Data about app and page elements

◆ ◆ ◆ ◆

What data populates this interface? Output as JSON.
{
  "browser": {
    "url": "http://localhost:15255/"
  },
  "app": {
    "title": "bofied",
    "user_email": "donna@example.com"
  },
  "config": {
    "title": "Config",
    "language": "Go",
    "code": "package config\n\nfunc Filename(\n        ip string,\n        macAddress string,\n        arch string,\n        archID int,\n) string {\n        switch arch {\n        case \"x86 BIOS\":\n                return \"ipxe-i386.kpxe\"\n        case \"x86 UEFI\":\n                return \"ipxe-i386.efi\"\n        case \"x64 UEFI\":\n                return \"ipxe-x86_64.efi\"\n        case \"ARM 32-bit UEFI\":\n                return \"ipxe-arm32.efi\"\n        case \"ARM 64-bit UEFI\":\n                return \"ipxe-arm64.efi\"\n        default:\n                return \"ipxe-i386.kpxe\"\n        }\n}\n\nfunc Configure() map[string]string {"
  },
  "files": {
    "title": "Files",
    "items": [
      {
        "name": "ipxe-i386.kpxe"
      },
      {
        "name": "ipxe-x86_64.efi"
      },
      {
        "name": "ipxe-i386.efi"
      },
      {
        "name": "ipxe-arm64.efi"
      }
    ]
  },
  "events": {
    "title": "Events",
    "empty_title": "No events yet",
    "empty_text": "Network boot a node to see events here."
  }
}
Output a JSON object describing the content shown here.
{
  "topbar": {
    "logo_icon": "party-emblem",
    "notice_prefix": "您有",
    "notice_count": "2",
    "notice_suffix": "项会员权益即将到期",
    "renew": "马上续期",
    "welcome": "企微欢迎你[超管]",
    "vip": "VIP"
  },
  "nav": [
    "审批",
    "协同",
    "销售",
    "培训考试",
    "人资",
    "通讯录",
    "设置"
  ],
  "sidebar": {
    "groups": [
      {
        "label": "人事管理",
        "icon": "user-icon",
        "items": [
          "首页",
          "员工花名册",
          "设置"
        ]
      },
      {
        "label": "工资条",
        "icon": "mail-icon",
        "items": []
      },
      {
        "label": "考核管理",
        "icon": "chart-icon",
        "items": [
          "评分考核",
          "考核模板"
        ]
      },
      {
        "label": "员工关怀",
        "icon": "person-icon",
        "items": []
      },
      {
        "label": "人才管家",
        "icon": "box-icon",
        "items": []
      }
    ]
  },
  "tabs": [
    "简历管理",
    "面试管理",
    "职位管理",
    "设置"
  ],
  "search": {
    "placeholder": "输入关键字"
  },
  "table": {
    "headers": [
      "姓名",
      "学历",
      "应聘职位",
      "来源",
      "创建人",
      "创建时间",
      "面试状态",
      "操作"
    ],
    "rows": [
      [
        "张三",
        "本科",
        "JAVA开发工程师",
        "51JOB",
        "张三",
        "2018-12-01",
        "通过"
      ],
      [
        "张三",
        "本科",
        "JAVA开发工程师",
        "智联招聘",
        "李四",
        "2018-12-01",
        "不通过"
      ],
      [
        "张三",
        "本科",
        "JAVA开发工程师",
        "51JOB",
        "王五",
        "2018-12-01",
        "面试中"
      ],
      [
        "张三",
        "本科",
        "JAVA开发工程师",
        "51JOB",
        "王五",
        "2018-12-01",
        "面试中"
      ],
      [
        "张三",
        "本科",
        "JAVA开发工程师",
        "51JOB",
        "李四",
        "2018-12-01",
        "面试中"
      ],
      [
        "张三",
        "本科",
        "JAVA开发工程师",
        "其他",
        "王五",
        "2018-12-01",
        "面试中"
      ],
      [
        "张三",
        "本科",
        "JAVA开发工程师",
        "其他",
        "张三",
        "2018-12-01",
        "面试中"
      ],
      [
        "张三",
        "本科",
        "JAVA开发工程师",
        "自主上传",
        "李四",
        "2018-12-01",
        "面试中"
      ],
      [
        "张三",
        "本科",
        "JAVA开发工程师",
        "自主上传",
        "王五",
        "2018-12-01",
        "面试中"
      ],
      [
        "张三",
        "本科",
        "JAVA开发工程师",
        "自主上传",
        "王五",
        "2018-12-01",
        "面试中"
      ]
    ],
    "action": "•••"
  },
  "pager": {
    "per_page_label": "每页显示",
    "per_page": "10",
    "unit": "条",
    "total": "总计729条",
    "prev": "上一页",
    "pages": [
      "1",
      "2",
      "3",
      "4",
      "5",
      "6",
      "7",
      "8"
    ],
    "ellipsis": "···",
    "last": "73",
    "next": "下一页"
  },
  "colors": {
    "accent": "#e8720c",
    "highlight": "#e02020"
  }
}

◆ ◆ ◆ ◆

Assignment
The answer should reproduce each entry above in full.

Task response
What data populates this interface? Output as JSON.
{
  "browser": {
    "url": "http://localhost:15255/"
  },
  "app": {
    "title": "bofied",
    "user_email": "donna@example.com"
  },
  "config": {
    "title": "Config",
    "language": "Go",
    "code": "package config\n\nfunc Filename(\n        ip string,\n        macAddress string,\n        arch string,\n        archID int,\n) string {\n        switch arch {\n        case \"x86 BIOS\":\n                return \"ipxe-i386.kpxe\"\n        case \"x86 UEFI\":\n                return \"ipxe-i386.efi\"\n        case \"x64 UEFI\":\n                return \"ipxe-x86_64.efi\"\n        case \"ARM 32-bit UEFI\":\n                return \"ipxe-arm32.efi\"\n        case \"ARM 64-bit UEFI\":\n                return \"ipxe-arm64.efi\"\n        default:\n                return \"ipxe-i386.kpxe\"\n        }\n}\n\nfunc Configure() map[string]string {"
  },
  "files": {
    "title": "Files",
    "items": [
      {
        "name": "ipxe-i386.kpxe"
      },
      {
        "name": "ipxe-x86_64.efi"
      },
      {
        "name": "ipxe-i386.efi"
      },
      {
        "name": "ipxe-arm64.efi"
      }
    ]
  },
  "events": {
    "title": "Events",
    "empty_title": "No events yet",
    "empty_text": "Network boot a node to see events here."
  }
}
Output a JSON object describing the content shown here.
{
  "topbar": {
    "logo_icon": "party-emblem",
    "notice_prefix": "您有",
    "notice_count": "2",
    "notice_suffix": "项会员权益即将到期",
    "renew": "马上续期",
    "welcome": "企微欢迎你[超管]",
    "vip": "VIP"
  },
  "nav": [
    "审批",
    "协同",
    "销售",
    "培训考试",
    "人资",
    "通讯录",
    "设置"
  ],
  "sidebar": {
    "groups": [
      {
        "label": "人事管理",
        "icon": "user-icon",
        "items": [
          "首页",
          "员工花名册",
          "设置"
        ]
      },
      {
        "label": "工资条",
        "icon": "mail-icon",
        "items": []
      },
      {
        "label": "考核管理",
        "icon": "chart-icon",
        "items": [
          "评分考核",
          "考核模板"
        ]
      },
      {
        "label": "员工关怀",
        "icon": "person-icon",
        "items": []
      },
      {
        "label": "人才管家",
        "icon": "box-icon",
        "items": []
      }
    ]
  },
  "tabs": [
    "简历管理",
    "面试管理",
    "职位管理",
    "设置"
  ],
  "search": {
    "placeholder": "输入关键字"
  },
  "table": {
    "headers": [
      "姓名",
      "学历",
      "应聘职位",
      "来源",
      "创建人",
      "创建时间",
      "面试状态",
      "操作"
    ],
    "rows": [
      [
        "张三",
        "本科",
        "JAVA开发工程师",
        "51JOB",
        "张三",
        "2018-12-01",
        "通过"
      ],
      [
        "张三",
        "本科",
        "JAVA开发工程师",
        "智联招聘",
        "李四",
        "2018-12-01",
        "不通过"
      ],
      [
        "张三",
        "本科",
        "JAVA开发工程师",
        "51JOB",
        "王五",
        "2018-12-01",
        "面试中"
      ],
      [
        "张三",
        "本科",
        "JAVA开发工程师",
        "51JOB",
        "王五",
        "2018-12-01",
        "面试中"
      ],
      [
        "张三",
        "本科",
        "JAVA开发工程师",
        "51JOB",
        "李四",
        "2018-12-01",
        "面试中"
      ],
      [
        "张三",
        "本科",
        "JAVA开发工程师",
        "其他",
        "王五",
        "2018-12-01",
        "面试中"
      ],
      [
        "张三",
        "本科",
        "JAVA开发工程师",
        "其他",
        "张三",
        "2018-12-01",
        "面试中"
      ],
      [
        "张三",
        "本科",
        "JAVA开发工程师",
        "自主上传",
        "李四",
        "2018-12-01",
        "面试中"
      ],
      [
        "张三",
        "本科",
        "JAVA开发工程师",
        "自主上传",
        "王五",
        "2018-12-01",
        "面试中"
      ],
      [
        "张三",
        "本科",
        "JAVA开发工程师",
        "自主上传",
        "王五",
        "2018-12-01",
        "面试中"
      ]
    ],
    "action": "•••"
  },
  "pager": {
    "per_page_label": "每页显示",
    "per_page": "10",
    "unit": "条",
    "total": "总计729条",
    "prev": "上一页",
    "pages": [
      "1",
      "2",
      "3",
      "4",
      "5",
      "6",
      "7",
      "8"
    ],
    "ellipsis": "···",
    "last": "73",
    "next": "下一页"
  },
  "colors": {
    "accent": "#e8720c",
    "highlight": "#e02020"
  }
}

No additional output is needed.